“It wasn’t me,” he said hoarsely.
She cocked her head to the side. “Wasn’t it?” she said. “Do you not remember?”
And he did remember, the small artist’s studio in Paris, the Cup of adamas, Magdalena not expecting the attack as he drew his blade and stabbed her; the look on her face as she fell against the worktable, dying—
Blood on his blade, on his hands, on his clothes. Not demon’s blood or ichor. Not the blood of an enemy. The blood of a Shadowhunter.
“You remember,” said Magdalena, cocking her head to the side with a small smile. “How would a demon know the things I know, Jace Herondale?”
“Not—my name,” Jace whispered. His blood felt hot in his veins, tightening his throat, choking off his words. He thought of the silver box with the birds on it, herons graceful in the air, the history of one of the great Shadowhunter families laid out in books and letters and heirlooms, and how he had felt as if he didn’t deserve to touch the contents.
Her expression twitched, as if she didn’t quite understand what he had said, but she went on smoothly, stepping toward him across the broken ground. “Then what are you? You have no real claim on the name of Lightwood. Are you a Morgenstern? Like Jonathan?”
Jace took a breath that scorched his throat like fire. His body was slick with sweat, his hands shaking. Everything in him screamed that he should lunge forward, should pierce the Magdalena creature with his seraph blade, but he kept seeing her falling, dying, in Paris, and himself standing over her, realizing what he had done, that he was a murderer, and how could you murder the same person twice—
“You liked it, didn’t you?” she whispered. “Being bound to Jonathan, being one with him? It freed you. You can tell yourself now that everything you did was forced on you, that you weren’t the one acting, that you didn’t drive that blade into me, but we two know the truth. Lilith’s bond was only an excuse for you to do the things you desired to do anyway.”
Clary, he thought, achingly. If she were here, he would have her inexplicable conviction to cling to, her belief that he was intrinsically good, a belief that served as a fortress through which no doubt could travel. But she was not here and he was alone in a burned, dead land, the same dead land—
“You saw it, didn’t you?” Magdalena hissed, and she was almost on him now, her eyes leaping and flaring orange and red. “This burned land, all destruction, and you ruling over it? That was your vision? The wish of your heart?” She caught at his wrist, and her voice rose, exultant, no longer quite human. “You think your dark secret is that you want to be like Jonathan, but I will tell you the true secret, the darkest secret.
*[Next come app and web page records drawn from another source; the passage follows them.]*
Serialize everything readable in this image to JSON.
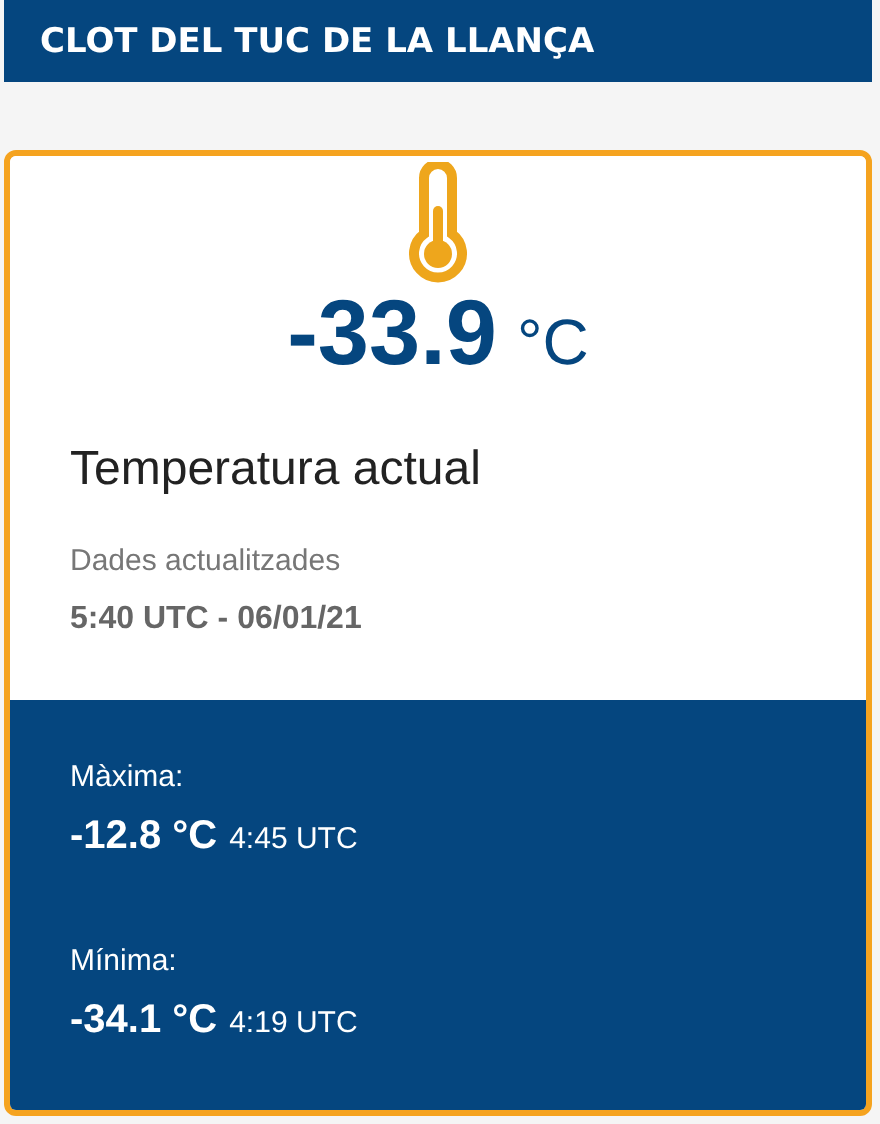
{
  "header": {
    "title": "CLOT DEL TUC DE LA LLANÇA"
  },
  "current": {
    "value": "-33.9",
    "unit": "°C",
    "label": "Temperatura actual",
    "updated_label": "Dades actualitzades",
    "updated_time": "5:40 UTC - 06/01/21"
  },
  "extremes": [
    {
      "label": "Màxima:",
      "value": "-12.8 °C",
      "time": "4:45 UTC"
    },
    {
      "label": "Mínima:",
      "value": "-34.1 °C",
      "time": "4:19 UTC"
    }
  ]
}
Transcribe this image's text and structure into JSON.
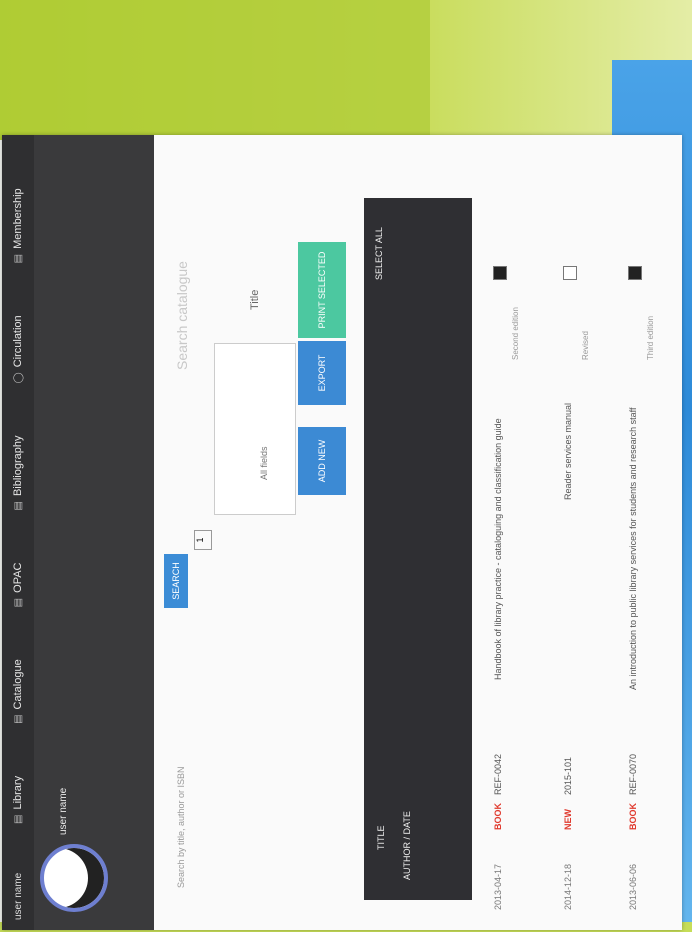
{
  "nav": {
    "user": "user name",
    "tabs": [
      {
        "label": "Library",
        "icon": "book-icon"
      },
      {
        "label": "Catalogue",
        "icon": "book-icon"
      },
      {
        "label": "OPAC",
        "icon": "book-icon"
      },
      {
        "label": "Bibliography",
        "icon": "book-icon"
      },
      {
        "label": "Circulation",
        "icon": "circle-icon"
      },
      {
        "label": "Membership",
        "icon": "book-icon"
      }
    ]
  },
  "search": {
    "hint": "Search by title, author or ISBN",
    "button": "SEARCH",
    "select_value": "1",
    "field_label": "Title",
    "toggle_label": "All fields",
    "heading": "Search catalogue"
  },
  "actions": {
    "buttons": [
      "ADD NEW",
      "EXPORT",
      "PRINT SELECTED"
    ]
  },
  "table": {
    "header_labels": [
      "SELECT ALL",
      "TITLE",
      "AUTHOR / DATE"
    ]
  },
  "rows": [
    {
      "checked": true,
      "title": "Handbook of library practice - cataloguing and classification guide",
      "subtitle": "Second edition",
      "date": "2013-04-17",
      "status": "BOOK",
      "code": "REF-0042"
    },
    {
      "checked": false,
      "title": "Reader services manual",
      "subtitle": "Revised",
      "date": "2014-12-18",
      "status": "NEW",
      "code": "2015-101"
    },
    {
      "checked": true,
      "title": "An introduction to public library services for students and research staff",
      "subtitle": "Third edition",
      "date": "2013-06-06",
      "status": "BOOK",
      "code": "REF-0070"
    }
  ]
}
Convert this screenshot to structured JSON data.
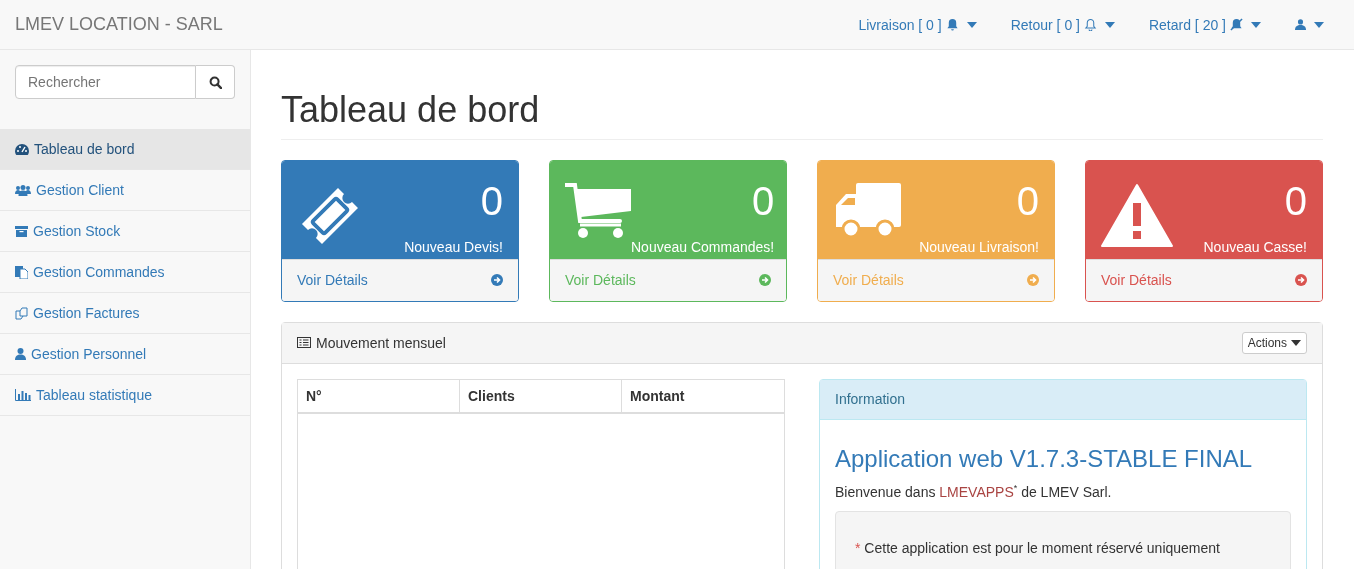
{
  "navbar": {
    "brand": "LMEV LOCATION - SARL",
    "menus": [
      {
        "label": "Livraison [ 0 ]",
        "kind": "bell"
      },
      {
        "label": "Retour [ 0 ]",
        "kind": "bell-outline"
      },
      {
        "label": "Retard [ 20 ]",
        "kind": "bell-slash"
      },
      {
        "kind": "user"
      }
    ]
  },
  "sidebar": {
    "search": {
      "placeholder": "Rechercher"
    },
    "items": [
      {
        "label": "Tableau de bord",
        "kind": "dashboard",
        "selected": true
      },
      {
        "label": "Gestion Client",
        "kind": "users",
        "selected": false
      },
      {
        "label": "Gestion Stock",
        "kind": "archive",
        "selected": false
      },
      {
        "label": "Gestion Commandes",
        "kind": "files",
        "selected": false
      },
      {
        "label": "Gestion Factures",
        "kind": "copy",
        "selected": false
      },
      {
        "label": "Gestion Personnel",
        "kind": "user",
        "selected": false
      },
      {
        "label": "Tableau statistique",
        "kind": "chart",
        "selected": false
      }
    ]
  },
  "page": {
    "title": "Tableau de bord"
  },
  "cards": [
    {
      "kind": "ticket",
      "color": "#337ab7",
      "count": "0",
      "label": "Nouveau Devis!",
      "link": "Voir Détails"
    },
    {
      "kind": "cart",
      "color": "#5cb85c",
      "count": "0",
      "label": "Nouveau Commandes!",
      "link": "Voir Détails"
    },
    {
      "kind": "truck",
      "color": "#f0ad4e",
      "count": "0",
      "label": "Nouveau Livraison!",
      "link": "Voir Détails"
    },
    {
      "kind": "warning",
      "color": "#d9534f",
      "count": "0",
      "label": "Nouveau Casse!",
      "link": "Voir Détails"
    }
  ],
  "panel": {
    "title": "Mouvement mensuel",
    "actions": "Actions",
    "table": {
      "columns": [
        "N°",
        "Clients",
        "Montant"
      ]
    },
    "info": {
      "heading": "Information",
      "title": "Application web V1.7.3-STABLE FINAL",
      "welcome_before": "Bienvenue dans ",
      "welcome_link": "LMEVAPPS",
      "welcome_mark": "*",
      "welcome_after": " de LMEV Sarl.",
      "note_mark": "*",
      "note": "Cette application est pour le moment réservé uniquement"
    }
  }
}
You already are.”
“No!” Jace cried, and brought up his blade, an arc of fire across the sky. She jerked back, and for a moment Jace thought that the fire from the blade had caught the tip of her robe alight, for flame exploded across his vision. He felt the burn and twist of veins and muscles in his arms, heard Magdalena’s scream turn guttural and inhuman. He staggered back—
And realized the fire was pouring from him, that it had burst from his hands and fingertips in waves that coursed across the desert, blasting everything in front of him. He saw Magdalena twist and writhe, becoming something hideous, tentacled and repulsive, before shivering away to ashes with a scream. He saw the ground blacken and shimmer as he fell to his knees, his seraph blade melting into the flames that rose to circle him. He thought, I will burn to death here, as the fire roared across the plain, blotting out the sky.
He was not afraid.